Task item ▸ Please copy the records below word for word, leaving out the pictures.

[Supplied information Boundary: Start]

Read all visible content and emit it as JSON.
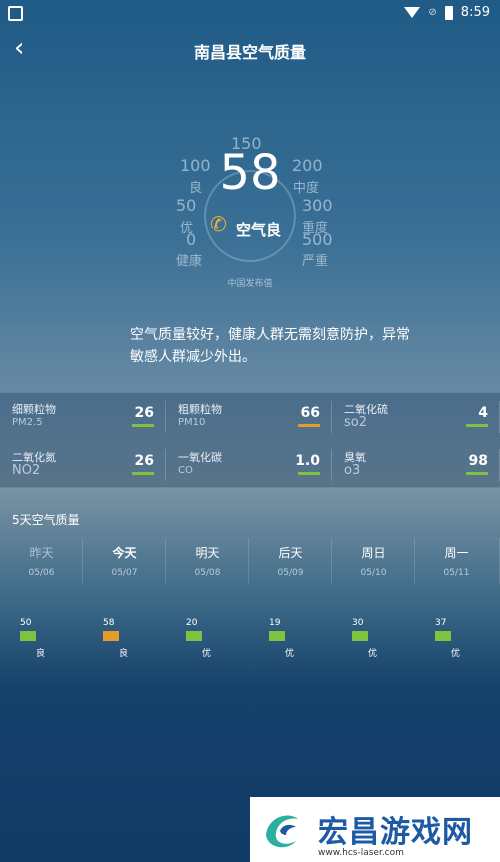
{
  "status_bar": {
    "time": "8:59"
  },
  "header": {
    "title": "南昌县空气质量",
    "back_icon": "chevron-left-icon"
  },
  "gauge": {
    "aqi": "58",
    "level": "空气良",
    "publisher": "中国发布值",
    "ticks": [
      {
        "value": "150",
        "label": ""
      },
      {
        "value": "100",
        "label": "良"
      },
      {
        "value": "200",
        "label": "中度"
      },
      {
        "value": "50",
        "label": "优"
      },
      {
        "value": "300",
        "label": "重度"
      },
      {
        "value": "0",
        "label": "健康"
      },
      {
        "value": "500",
        "label": "严重"
      }
    ]
  },
  "description": "空气质量较好，健康人群无需刻意防护，异常敏感人群减少外出。",
  "pollutants": [
    {
      "name": "细颗粒物",
      "code": "PM2.5",
      "value": "26",
      "color": "#7fc241"
    },
    {
      "name": "粗颗粒物",
      "code": "PM10",
      "value": "66",
      "color": "#e79a2c"
    },
    {
      "name": "二氧化硫",
      "code": "so2",
      "value": "4",
      "color": "#7fc241"
    },
    {
      "name": "二氧化氮",
      "code": "NO2",
      "value": "26",
      "color": "#7fc241"
    },
    {
      "name": "一氧化碳",
      "code": "CO",
      "value": "1.0",
      "color": "#7fc241"
    },
    {
      "name": "臭氧",
      "code": "o3",
      "value": "98",
      "color": "#7fc241"
    }
  ],
  "forecast": {
    "title": "5天空气质量",
    "days": [
      {
        "name": "昨天",
        "date": "05/06",
        "aqi": "50",
        "level": "良",
        "color": "#7fc241"
      },
      {
        "name": "今天",
        "date": "05/07",
        "aqi": "58",
        "level": "良",
        "color": "#e79a2c"
      },
      {
        "name": "明天",
        "date": "05/08",
        "aqi": "20",
        "level": "优",
        "color": "#7fc241"
      },
      {
        "name": "后天",
        "date": "05/09",
        "aqi": "19",
        "level": "优",
        "color": "#7fc241"
      },
      {
        "name": "周日",
        "date": "05/10",
        "aqi": "30",
        "level": "优",
        "color": "#7fc241"
      },
      {
        "name": "周一",
        "date": "05/11",
        "aqi": "37",
        "level": "优",
        "color": "#7fc241"
      }
    ]
  },
  "watermark": {
    "text": "宏昌游戏网",
    "url": "www.hcs-laser.com"
  }
}
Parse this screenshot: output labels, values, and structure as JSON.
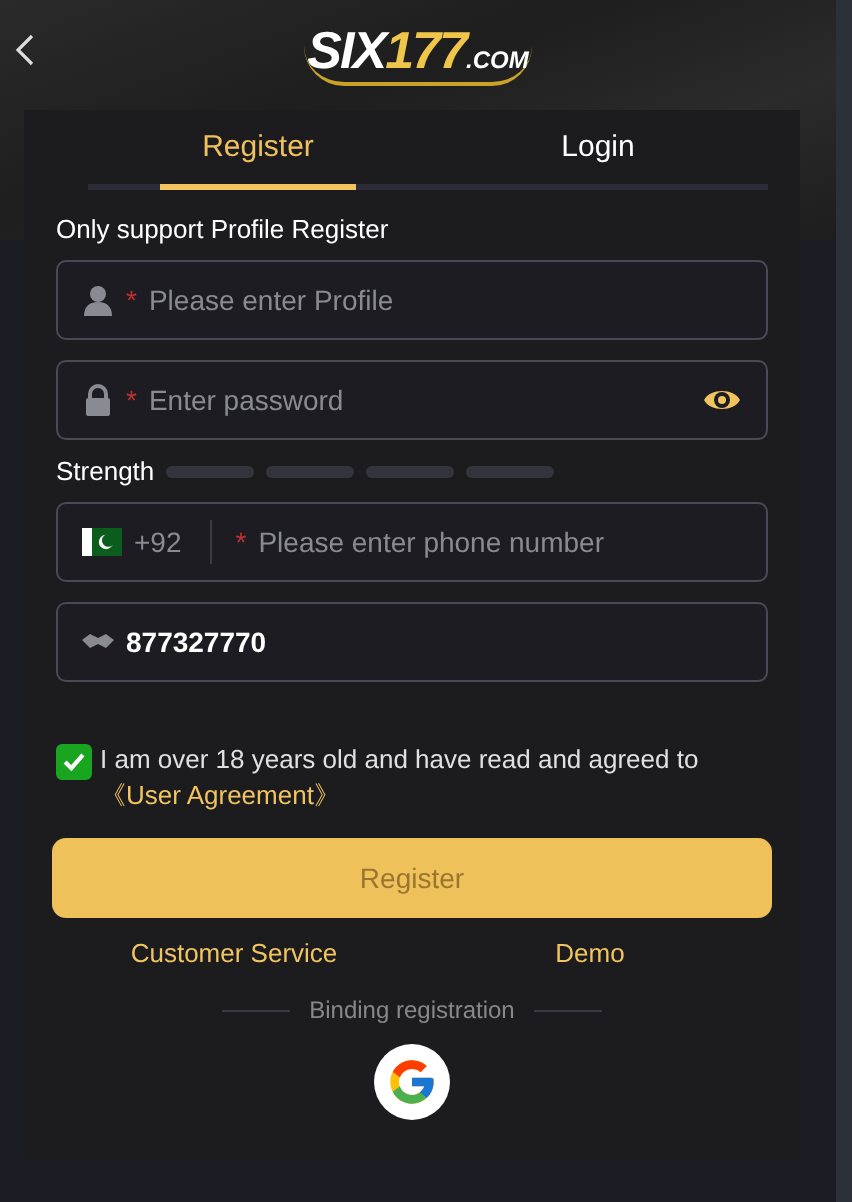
{
  "header": {
    "logo": {
      "text": "SIX",
      "accent": "177",
      "suffix": ".COM"
    }
  },
  "tabs": [
    {
      "label": "Register",
      "selected": true
    },
    {
      "label": "Login",
      "selected": false
    }
  ],
  "form": {
    "note": "Only support Profile Register",
    "profile": {
      "required_mark": "*",
      "placeholder": "Please enter Profile"
    },
    "password": {
      "required_mark": "*",
      "placeholder": "Enter password"
    },
    "strength": {
      "label": "Strength"
    },
    "phone": {
      "country_code": "+92",
      "required_mark": "*",
      "placeholder": "Please enter phone number"
    },
    "code": {
      "value": "877327770"
    },
    "agreement": {
      "checked": true,
      "text": "I am over 18 years old and have read and agreed to ",
      "link": "《User Agreement》"
    },
    "submit": "Register",
    "links": [
      "Customer Service",
      "Demo"
    ],
    "binding": "Binding registration"
  }
}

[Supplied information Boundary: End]

Task result ▸
Read all visible content and emit it as JSON.
{
  "status_bar": {
    "time": "8:59"
  },
  "header": {
    "title": "南昌县空气质量",
    "back_icon": "chevron-left-icon"
  },
  "gauge": {
    "aqi": "58",
    "level": "空气良",
    "publisher": "中国发布值",
    "ticks": [
      {
        "value": "150",
        "label": ""
      },
      {
        "value": "100",
        "label": "良"
      },
      {
        "value": "200",
        "label": "中度"
      },
      {
        "value": "50",
        "label": "优"
      },
      {
        "value": "300",
        "label": "重度"
      },
      {
        "value": "0",
        "label": "健康"
      },
      {
        "value": "500",
        "label": "严重"
      }
    ]
  },
  "description": "空气质量较好，健康人群无需刻意防护，异常敏感人群减少外出。",
  "pollutants": [
    {
      "name": "细颗粒物",
      "code": "PM2.5",
      "value": "26",
      "color": "#7fc241"
    },
    {
      "name": "粗颗粒物",
      "code": "PM10",
      "value": "66",
      "color": "#e79a2c"
    },
    {
      "name": "二氧化硫",
      "code": "so2",
      "value": "4",
      "color": "#7fc241"
    },
    {
      "name": "二氧化氮",
      "code": "NO2",
      "value": "26",
      "color": "#7fc241"
    },
    {
      "name": "一氧化碳",
      "code": "CO",
      "value": "1.0",
      "color": "#7fc241"
    },
    {
      "name": "臭氧",
      "code": "o3",
      "value": "98",
      "color": "#7fc241"
    }
  ],
  "forecast": {
    "title": "5天空气质量",
    "days": [
      {
        "name": "昨天",
        "date": "05/06",
        "aqi": "50",
        "level": "良",
        "color": "#7fc241"
      },
      {
        "name": "今天",
        "date": "05/07",
        "aqi": "58",
        "level": "良",
        "color": "#e79a2c"
      },
      {
        "name": "明天",
        "date": "05/08",
        "aqi": "20",
        "level": "优",
        "color": "#7fc241"
      },
      {
        "name": "后天",
        "date": "05/09",
        "aqi": "19",
        "level": "优",
        "color": "#7fc241"
      },
      {
        "name": "周日",
        "date": "05/10",
        "aqi": "30",
        "level": "优",
        "color": "#7fc241"
      },
      {
        "name": "周一",
        "date": "05/11",
        "aqi": "37",
        "level": "优",
        "color": "#7fc241"
      }
    ]
  },
  "watermark": {
    "text": "宏昌游戏网",
    "url": "www.hcs-laser.com"
  }
}
Parse this screenshot: output labels, values, and structure as JSON.
{
  "header": {
    "logo": {
      "text": "SIX",
      "accent": "177",
      "suffix": ".COM"
    }
  },
  "tabs": [
    {
      "label": "Register",
      "selected": true
    },
    {
      "label": "Login",
      "selected": false
    }
  ],
  "form": {
    "note": "Only support Profile Register",
    "profile": {
      "required_mark": "*",
      "placeholder": "Please enter Profile"
    },
    "password": {
      "required_mark": "*",
      "placeholder": "Enter password"
    },
    "strength": {
      "label": "Strength"
    },
    "phone": {
      "country_code": "+92",
      "required_mark": "*",
      "placeholder": "Please enter phone number"
    },
    "code": {
      "value": "877327770"
    },
    "agreement": {
      "checked": true,
      "text": "I am over 18 years old and have read and agreed to ",
      "link": "《User Agreement》"
    },
    "submit": "Register",
    "links": [
      "Customer Service",
      "Demo"
    ],
    "binding": "Binding registration"
  }
}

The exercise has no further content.